  2. After the earthquake, the faithful still braved the perils of the ruined church each 10th July to venerate a fresco (15th century ?) known as the Madonna del Riscatto.  Bishop Nicolò Belletti decided to move it to the the Oratorio di Madre Paola (now Santa Caterina Nuova) in 1853. 

Small Churches in Walk II

San Giovanni dell’ Acqua (13th century) 


According to Raffaella Stanzione (referenced below, at p. 141) San Giovanni dell’ Acqua was documented in 1138, when Pope Innocent II confirmed it as a possession of  Bishop Benedetto of Foligno.  This was probably the “ecclesia di S. Jovannis de Aqua” that was documented in 1239 in the “sentenza” of Cardinal Ranieri Capocci. 

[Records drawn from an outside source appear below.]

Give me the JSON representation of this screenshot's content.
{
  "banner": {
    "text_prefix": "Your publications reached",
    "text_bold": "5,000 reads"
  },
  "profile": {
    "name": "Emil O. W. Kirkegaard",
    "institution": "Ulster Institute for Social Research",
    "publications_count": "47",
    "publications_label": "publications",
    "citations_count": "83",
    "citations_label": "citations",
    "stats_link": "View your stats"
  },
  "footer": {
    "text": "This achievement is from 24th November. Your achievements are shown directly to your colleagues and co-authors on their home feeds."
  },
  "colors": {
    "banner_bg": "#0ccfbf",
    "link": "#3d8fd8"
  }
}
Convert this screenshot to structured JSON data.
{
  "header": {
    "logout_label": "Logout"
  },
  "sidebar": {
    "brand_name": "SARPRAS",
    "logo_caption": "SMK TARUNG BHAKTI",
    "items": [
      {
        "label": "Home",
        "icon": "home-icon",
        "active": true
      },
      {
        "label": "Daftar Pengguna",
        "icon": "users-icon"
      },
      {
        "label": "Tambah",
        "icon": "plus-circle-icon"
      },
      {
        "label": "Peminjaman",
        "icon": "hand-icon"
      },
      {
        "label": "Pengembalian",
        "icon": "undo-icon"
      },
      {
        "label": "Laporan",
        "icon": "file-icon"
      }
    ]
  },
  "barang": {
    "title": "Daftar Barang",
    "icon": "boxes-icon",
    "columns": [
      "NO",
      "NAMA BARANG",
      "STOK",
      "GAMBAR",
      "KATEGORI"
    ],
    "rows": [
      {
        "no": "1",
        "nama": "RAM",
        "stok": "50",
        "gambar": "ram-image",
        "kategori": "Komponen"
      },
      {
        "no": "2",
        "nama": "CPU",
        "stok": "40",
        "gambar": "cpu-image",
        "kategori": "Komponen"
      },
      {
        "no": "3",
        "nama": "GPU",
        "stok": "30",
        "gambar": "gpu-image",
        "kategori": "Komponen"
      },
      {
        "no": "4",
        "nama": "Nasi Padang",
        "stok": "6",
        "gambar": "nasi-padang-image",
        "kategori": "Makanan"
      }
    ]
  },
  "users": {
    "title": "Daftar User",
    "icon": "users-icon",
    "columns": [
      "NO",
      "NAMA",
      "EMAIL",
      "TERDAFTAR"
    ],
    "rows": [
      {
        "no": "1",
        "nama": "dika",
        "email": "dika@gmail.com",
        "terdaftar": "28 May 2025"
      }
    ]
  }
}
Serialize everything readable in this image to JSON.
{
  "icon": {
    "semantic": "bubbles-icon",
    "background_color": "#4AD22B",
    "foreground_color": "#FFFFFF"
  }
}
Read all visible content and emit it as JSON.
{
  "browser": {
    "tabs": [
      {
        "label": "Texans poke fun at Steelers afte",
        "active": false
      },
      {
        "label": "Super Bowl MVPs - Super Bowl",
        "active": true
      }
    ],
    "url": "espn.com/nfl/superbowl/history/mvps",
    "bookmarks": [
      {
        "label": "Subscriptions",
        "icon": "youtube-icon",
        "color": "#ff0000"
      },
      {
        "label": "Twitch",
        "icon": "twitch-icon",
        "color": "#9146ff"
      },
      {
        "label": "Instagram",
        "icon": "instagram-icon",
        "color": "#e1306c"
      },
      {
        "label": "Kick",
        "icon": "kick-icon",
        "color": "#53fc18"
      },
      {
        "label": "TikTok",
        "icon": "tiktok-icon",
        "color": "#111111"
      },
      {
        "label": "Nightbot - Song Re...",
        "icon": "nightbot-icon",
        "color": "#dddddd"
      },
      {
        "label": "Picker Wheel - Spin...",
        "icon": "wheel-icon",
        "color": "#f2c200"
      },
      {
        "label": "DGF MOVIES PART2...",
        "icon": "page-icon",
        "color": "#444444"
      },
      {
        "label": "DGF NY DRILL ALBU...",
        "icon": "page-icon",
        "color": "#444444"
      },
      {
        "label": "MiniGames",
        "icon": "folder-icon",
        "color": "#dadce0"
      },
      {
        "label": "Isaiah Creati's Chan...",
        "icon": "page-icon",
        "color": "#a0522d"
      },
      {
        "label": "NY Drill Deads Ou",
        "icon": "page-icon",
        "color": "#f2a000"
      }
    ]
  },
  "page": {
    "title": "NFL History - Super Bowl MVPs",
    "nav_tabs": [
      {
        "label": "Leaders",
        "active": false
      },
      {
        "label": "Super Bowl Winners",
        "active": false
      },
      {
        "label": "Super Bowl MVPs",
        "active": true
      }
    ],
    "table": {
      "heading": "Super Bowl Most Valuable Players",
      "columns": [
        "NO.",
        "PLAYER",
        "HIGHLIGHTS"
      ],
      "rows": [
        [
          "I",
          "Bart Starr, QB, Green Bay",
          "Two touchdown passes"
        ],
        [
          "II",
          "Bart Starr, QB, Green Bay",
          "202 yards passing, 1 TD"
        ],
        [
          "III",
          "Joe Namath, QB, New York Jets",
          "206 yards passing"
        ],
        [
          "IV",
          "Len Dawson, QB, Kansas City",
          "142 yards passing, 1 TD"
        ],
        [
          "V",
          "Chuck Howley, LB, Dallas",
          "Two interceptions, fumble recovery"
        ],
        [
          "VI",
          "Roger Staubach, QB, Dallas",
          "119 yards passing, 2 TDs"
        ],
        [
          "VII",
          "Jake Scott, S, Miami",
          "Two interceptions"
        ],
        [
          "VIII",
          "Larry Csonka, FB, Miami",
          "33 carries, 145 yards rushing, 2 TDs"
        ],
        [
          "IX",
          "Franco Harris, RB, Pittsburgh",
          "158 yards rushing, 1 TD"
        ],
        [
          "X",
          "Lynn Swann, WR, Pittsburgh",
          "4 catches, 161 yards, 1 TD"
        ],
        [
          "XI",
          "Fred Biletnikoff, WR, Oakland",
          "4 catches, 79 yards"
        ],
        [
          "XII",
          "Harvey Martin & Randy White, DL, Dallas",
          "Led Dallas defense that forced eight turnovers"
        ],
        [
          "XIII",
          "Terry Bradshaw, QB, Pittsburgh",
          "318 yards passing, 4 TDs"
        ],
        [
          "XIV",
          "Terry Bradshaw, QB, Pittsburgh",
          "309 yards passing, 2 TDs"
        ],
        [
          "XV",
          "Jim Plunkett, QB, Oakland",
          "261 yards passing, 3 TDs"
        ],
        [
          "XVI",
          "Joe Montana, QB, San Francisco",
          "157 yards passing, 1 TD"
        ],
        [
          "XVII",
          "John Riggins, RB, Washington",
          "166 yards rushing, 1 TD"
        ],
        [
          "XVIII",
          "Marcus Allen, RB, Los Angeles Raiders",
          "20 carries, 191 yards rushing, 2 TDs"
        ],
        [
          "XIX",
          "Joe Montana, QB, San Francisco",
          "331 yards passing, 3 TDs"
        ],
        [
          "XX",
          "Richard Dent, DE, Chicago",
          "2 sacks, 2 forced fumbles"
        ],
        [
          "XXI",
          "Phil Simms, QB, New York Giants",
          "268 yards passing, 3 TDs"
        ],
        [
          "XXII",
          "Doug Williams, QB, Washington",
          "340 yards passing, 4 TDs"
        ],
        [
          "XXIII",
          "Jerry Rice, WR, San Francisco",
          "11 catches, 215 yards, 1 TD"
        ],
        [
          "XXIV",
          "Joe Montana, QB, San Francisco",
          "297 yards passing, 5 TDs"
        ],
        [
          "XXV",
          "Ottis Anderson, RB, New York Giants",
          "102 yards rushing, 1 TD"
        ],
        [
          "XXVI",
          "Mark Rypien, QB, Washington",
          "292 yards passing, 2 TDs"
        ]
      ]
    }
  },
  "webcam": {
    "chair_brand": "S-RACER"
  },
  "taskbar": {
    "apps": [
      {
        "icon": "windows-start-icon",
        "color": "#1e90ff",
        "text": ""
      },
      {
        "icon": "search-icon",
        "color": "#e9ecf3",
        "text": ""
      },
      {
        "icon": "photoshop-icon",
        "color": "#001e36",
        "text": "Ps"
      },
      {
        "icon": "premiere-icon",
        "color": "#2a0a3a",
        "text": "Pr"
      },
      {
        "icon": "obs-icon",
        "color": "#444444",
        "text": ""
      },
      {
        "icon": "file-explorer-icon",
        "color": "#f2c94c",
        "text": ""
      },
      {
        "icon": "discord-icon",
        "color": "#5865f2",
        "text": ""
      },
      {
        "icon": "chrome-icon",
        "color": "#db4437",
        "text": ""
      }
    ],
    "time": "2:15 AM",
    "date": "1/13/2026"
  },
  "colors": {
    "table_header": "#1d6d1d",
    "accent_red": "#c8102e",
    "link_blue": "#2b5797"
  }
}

The original church had two naves.  In 1776, the nave on the right was remodelled to form the present church.  The other nave, which became the sacristy, preserves some of its original frescoes (14th and 15th centuries), illustrated in this page of the Foligno branch of Archeoclub d’ Italia.  The elegant portal of the church also survives.

A fresco (15th century) of the Crucifixion in an aedicule on the right wall (in Via delle Ceneri), has recently been restored.

Santa Maria delle Grazie (1898)


Bishop Luca Borsciani Cibo, who was a Servite and thus dedicated to the cult of the Virgin, arranged for the building of the first oratory here to house a miraculous terracotta image of the Madonna and Child (ca. 1400). 

A new church was built on the site in 1603.

Vincenzo Benvenuti designed the current church, which replaced it in 1898.  The statue mentioned above is preserved in an aedicule on its facade. 

Santa Margherita alle Conce (1722-33) 


According to Paola Guerrini and Francesca Latini (referenced below, at pp. 309-10, entry 92) Ludovico Jacobilli recorded that Bishop Egidio degli Atti founded this church in 1208, and that it was included in the “sentenza” of Cardinal Ranieri Capocci in 1239 as a possession of the diocese of Foligno.

The church is also known as the Oratorio di San Giuseppe or della Trinità, because it was transferred to these two confraternities in 1616.  It had originally faced the Canale dei Molini, but was reoriented during a major remodelling in 1722-33.  (The original facade can be seen in the photograph on the right). 

Santa Margherita was badly damaged in the earthquake of 1997 and has only recently re-opened after its restoration. 


Holy Family (19th century)

This altarpiece on the high altar is by Mariano Piervittori.

San Tommaso dei Cipischi (1190)


This church derives its name from that of the locality (Rione Cipischi).  The inscription above the entrance records that it was consecrated in 1190 by Bishop Anselmo degli Atti (1155-1201).  It was documented again in the “sentenza” of Cardinal Ranieri Cappoci of 1239, as a possession of the Abbazia di Sassovivo.

The interior was remodelled in the 18th century. 

The church was de-consecrated in 1955.

Read more:

P. Guerrini and F. Latini, “Foligno: Dal Municipium Romano alla Civitas Medievale: Archeologia e Storia di una Città Umbra”, (2012) Spoleto

R. Stanzione,”Per la Storia dell' Architettura Romanica nell' Antica Diocesi di Foligno”, Bollettino Storico della Città di Foligno, 14 (1990) 119-43

Return to the page on Monuments of Foligno.

Return to Walk I:  Oratorio del Buon Gesù, San Leonardo;

Santa Maria della Consolzione;  Santa Maria della Croce; Santa Maria Maddalena

Return to Walk IISan Tommaso dei Cipischi;

San Giovanni dell’ Acqua; Santa Maria delle Grazie; Santa Margherita alle Conce.


Small Churches in Foligno

Umbria:  Home   Cities    History    Art    Hagiography    Contact 


Foligno:  Home    History    Art    Saints    Walks    Monuments   Museums